It’s been nearly two weeks since I’ve run a decent interval workout. I’d lost my ambition to push in favor of taking it easy and slipping in some slow, easy kilometers around the neighborhood instead. It’s also been hot and humid as all get up so, yeah, it was as good a time as any to be lazy I suppose.
Today, however, the humidity has broke and it’s relatively pleasant out so I’m going to try and kick start my weekly fartlek workouts back up beginning with this afternoon’s 11.75k run of [5 x (2 minutes hard / 3 minutes easy), 10 x (30 seconds HARD / 30 seconds easy jog)]. I’m sure it’s not going to be fun. I figured then that I’d go with a little Canadiana this afternoon to keep me motivated, the ‘Road Apples‘ album by Tragically Hip.

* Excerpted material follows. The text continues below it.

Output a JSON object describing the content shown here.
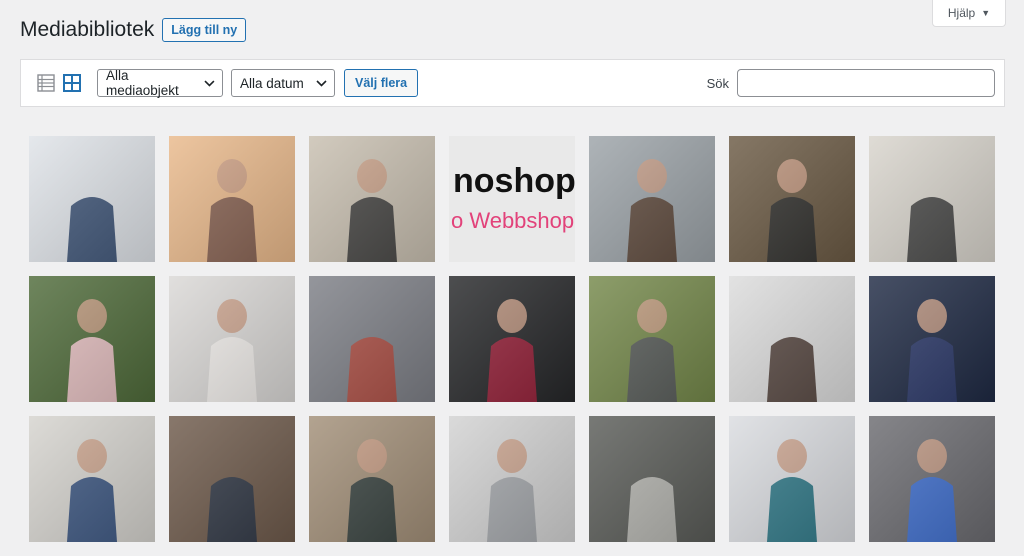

It’s sad news lately that lead singer/songwriter Gord Downie has been diagnosed with terminal brain cancer and their final Farewell series of shows were marred by the poor and questionable distribution of tickets at the behest of the evil Ticketmaster conglomerate. I’m going to forget all that today however and just enjoy the moving collection of songs that make up this incredible album.
This album is exactly 25 years old this year (released in 1991). It was released back when I was in high school and just about everybody played it over and over and over again – myself included. It was their first to reach #1 in Canada and has since been certified 8x platinum in Canada. This was the album that basically put the Hip on the map and making them legends north of the 49th parallel.
The band have always taken a certain modest pride in their Canadian roots. The group wanted to originally title this album ‘Saskadelphia‘, but the record label found it “too Canadian.” The group then suggested ‘Road Apples‘, local slang for horse-shit (of which we have a lot around here), and the record label, unaware of its meaning, liked it. Don’t let the title fool you; this is some of the best of the Hip’s best work.
Recorded in New Orleans under the watchful eyes of producers Don Smith and Bruce Barris, the album is certainly more of a polished effort than the group’s previous two albums. There’s just so many great moments: the Southern twang of ‘Twist My Arm‘, the powerful and driving urgency of ‘Little Bones‘*, ‘On the Verge‘ and, not to be outdone, ‘Cordelia‘ and ‘Three Pistols‘ (which definitely inspired a fast pace, if anything than to get past the stench of algae wafting off the lake down MacDonald Rd). When placed all together they pack a huge wallop of adrenaline with which to maintain a steady pace on this “comeback” run.
There are also some excellent recovery songs for after the workout (ie. recovery). The last song on the album actually is the gorgeous ‘Last of the Unplucked Gems‘ – especially now that the suffering is over (thank God!). ‘Long Time Running‘ is also an extremely beautiful tune.
All in all, I’m happy with the way the run went. There was adequate doses of suffering despite the lack of humidity and the legs felt strong. My cardio? Well, not so much but that’s to be expected after two weeks off of interval work. While I didn’t set any PB’s today pace-wise, I’m happy in that I accomplished the goal of simply completing the workout. The last two 2 minute intervals might not have been my strongest, nor were all my 30 second sprints all out but, hey, they got done. And that’s all I was hoping for today.
*If there is ever a referendum on naming another Canadian national anthem, this song is likely to be named as the successor as every Canadian (well, any self-respecting Canadian anyway) will already know the lyrics word by word.